Part Two of "Givers & Giving"
How do givers decide how much to give? And how can we get them to give more? Those are the two questions that follow once we know what turns listeners into givers.
As AUDIENCE 98® sees it, giving and gift size are the intertwined products of a persons motivation, mindset, and means.
Most of the factors that determine a listeners decision to give also influence the amount given.
Motivations and Mindsets
Before deciding how much to give, a listener must be ready to give. The Stairway to Given, created in the Givers report, leads a person to a giving state of mind:
To become a giver a person must first listen to our station.
The person relies on our program service.
The person considers our service important in his or her life.
The person believes that listeners pay the bills and that government grants are limited.
The first three steps are motivations rooted in the appeal of public radios programming. The only way to encourage listeners to climb these three steps is through programming.
Funding beliefs are mindsets that we can influence with messages that convey the need for listener support, particularly in light of diminishing government subsidies.
Although sequential steps are implied, only the first step listening has a critical place in the order. These motivations and mindsets can develop at any time and accumulate until a listener is ready to give.
The decision to give is made a little sooner among persons with annual household incomes above $100,000. But for most listeners, their means are at best a minor consideration in the decision of whether or not to give.
That said, AUDIENCE 98 validates an observation most of us make:
People who have more money can give more money.
Hardly a startling revelation, but its implications run deep. If a persons ability to afford a gift doesnt cause him or her to give, yet the size of the gift is influenced by the financial means available, then
the motivations and mindsets that cause giving are independent of a persons means. All listeners, regardless of their incomes, can be motivated and educated to give to public radio.
No model can include all of the listener characteristics that influence the size of a particular listeners gift. But for every $10 AUDIENCE 98s model can explain,
four dollars are influenced by listeners household incomes (means);
three dollars are influenced by their reliance on the service (motivation);
two dollars are influenced by the importance of the service in their lives (motivation);
and if theyre Actualizers, theyll give you an extra buck (mindset).
What does this tell us?
Reliance and personal importance two programming-centered motivations in the decision to give are so powerful that they also pervade the decision of how much to give.
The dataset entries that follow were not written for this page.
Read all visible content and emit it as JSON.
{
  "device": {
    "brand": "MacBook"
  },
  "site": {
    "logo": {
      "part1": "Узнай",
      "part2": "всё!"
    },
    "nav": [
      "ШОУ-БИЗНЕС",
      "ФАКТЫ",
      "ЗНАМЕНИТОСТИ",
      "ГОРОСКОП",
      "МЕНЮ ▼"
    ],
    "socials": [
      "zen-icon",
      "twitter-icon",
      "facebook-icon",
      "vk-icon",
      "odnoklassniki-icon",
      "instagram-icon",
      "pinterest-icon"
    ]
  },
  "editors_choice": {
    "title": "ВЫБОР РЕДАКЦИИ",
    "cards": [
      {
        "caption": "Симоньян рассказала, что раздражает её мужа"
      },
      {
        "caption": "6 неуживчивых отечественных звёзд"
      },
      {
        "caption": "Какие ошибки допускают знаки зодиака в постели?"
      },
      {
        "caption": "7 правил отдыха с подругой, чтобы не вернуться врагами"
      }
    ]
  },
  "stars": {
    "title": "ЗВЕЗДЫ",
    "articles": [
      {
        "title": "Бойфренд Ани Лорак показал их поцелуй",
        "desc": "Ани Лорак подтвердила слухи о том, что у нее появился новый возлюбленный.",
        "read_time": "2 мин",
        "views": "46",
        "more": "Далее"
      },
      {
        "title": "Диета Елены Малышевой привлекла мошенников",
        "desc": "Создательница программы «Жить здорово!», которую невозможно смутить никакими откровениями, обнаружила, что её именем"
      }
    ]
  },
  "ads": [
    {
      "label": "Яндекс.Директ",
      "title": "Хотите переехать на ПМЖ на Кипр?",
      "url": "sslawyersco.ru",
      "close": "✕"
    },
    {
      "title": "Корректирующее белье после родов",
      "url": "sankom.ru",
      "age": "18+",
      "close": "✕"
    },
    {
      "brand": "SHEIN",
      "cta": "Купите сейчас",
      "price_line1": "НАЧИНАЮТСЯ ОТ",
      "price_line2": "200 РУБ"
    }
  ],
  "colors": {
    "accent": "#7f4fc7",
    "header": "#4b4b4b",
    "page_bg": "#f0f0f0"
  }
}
In fact, half of AUDIENCE 98s ability to predict gift size is based on these two motivations. Together they weigh more heavily in the determination of gift size than a persons financial means.
While a good public service can get a listener to give, a better public service can increase the size of his gift.
Although VALSTM 2 is a good predictor of whom from the general population may listen to public radios programming, it is not a predictor of who will give. Nor does VALS type predict the amount of money a giver will give.
AUDIENCE 98 does find that Actualizers come with a 10 percent premium built in. And knowing that Actualizers are over-represented in both listening and giving helps us shape more effective messages that resonate with their values and beliefs.
Applying This Knowledge
Understanding the most basic motivations, means, and mindsets that cause giving and influence gift size can help us shape and hone messages that encourage every type of listener to give and to give more.
Well-targeted pitches, both on-air and off,
can convince a listener to contribute now. But pitches work only for
listeners in a giving state of mind.
Well-chosen premiums and other inducements can offer an opportunity to give more. But up-selling works only for listeners who value the program service at a higher level than previously requested or given.
In other words, appeals, gifts, and other techniques can trigger a gift; but our program service is the indisputable cause of that gift.
The largest part of every listener dollar is payment for a persons use, reliance, and appraisal of your program service.
And thats good news because, unlike a listeners income or VALS type, the program service is under our control.
But control can cut both ways, reducing as well as boosting giving and gift size. Interrupt their program service, or send messages that clash with their reasons for listening, and listeners will have another reason not to give or another reason to give less.
AUDIENCE 98 Core Team
Part One of this report "Givers" concerns what motivates a listener to give. Part Two "Giving" identifies the levels of gift amount and advances ideas on how to encourage higher levels of giving.
For More Information
Affordability is a part of anyones gift-giving calculus. What is affordable over the course of a year may not be affordable in a single gift. David Giovannoni and John Sutton suggest how the affordability of an annual gift can be more closely aligned with a persons financial meansOn the Occasion of Giving.
This report is based on a statistical model created by AUDIENCE 98 to explain gift size. The Giving Models technical attributes and finer points are presented in a (not too technical) sidebar that conveys the full extent of what we learned in our exploration.
You may be surprised atWhat We Didnt Find contributing to the size of gift. You dont have to check your hypotheses at the door, but you do have to check them.
Using the Stairway to Given when Comparing Givers by Size of Gift reveals that those who are the most generous to public radio know the route up the Stairway the best.
Navigate the Report
Giving (Part Two of "Givers and Giving") On the Occasion of Giving The Giving Model What We Didnt Find Stairway to Given Comparing Givers by Size of Gift
Audience Research Analysis
Copyright © ARA and CPB. All rights reserved.
Revised: September 01, 2000 12:38 PM.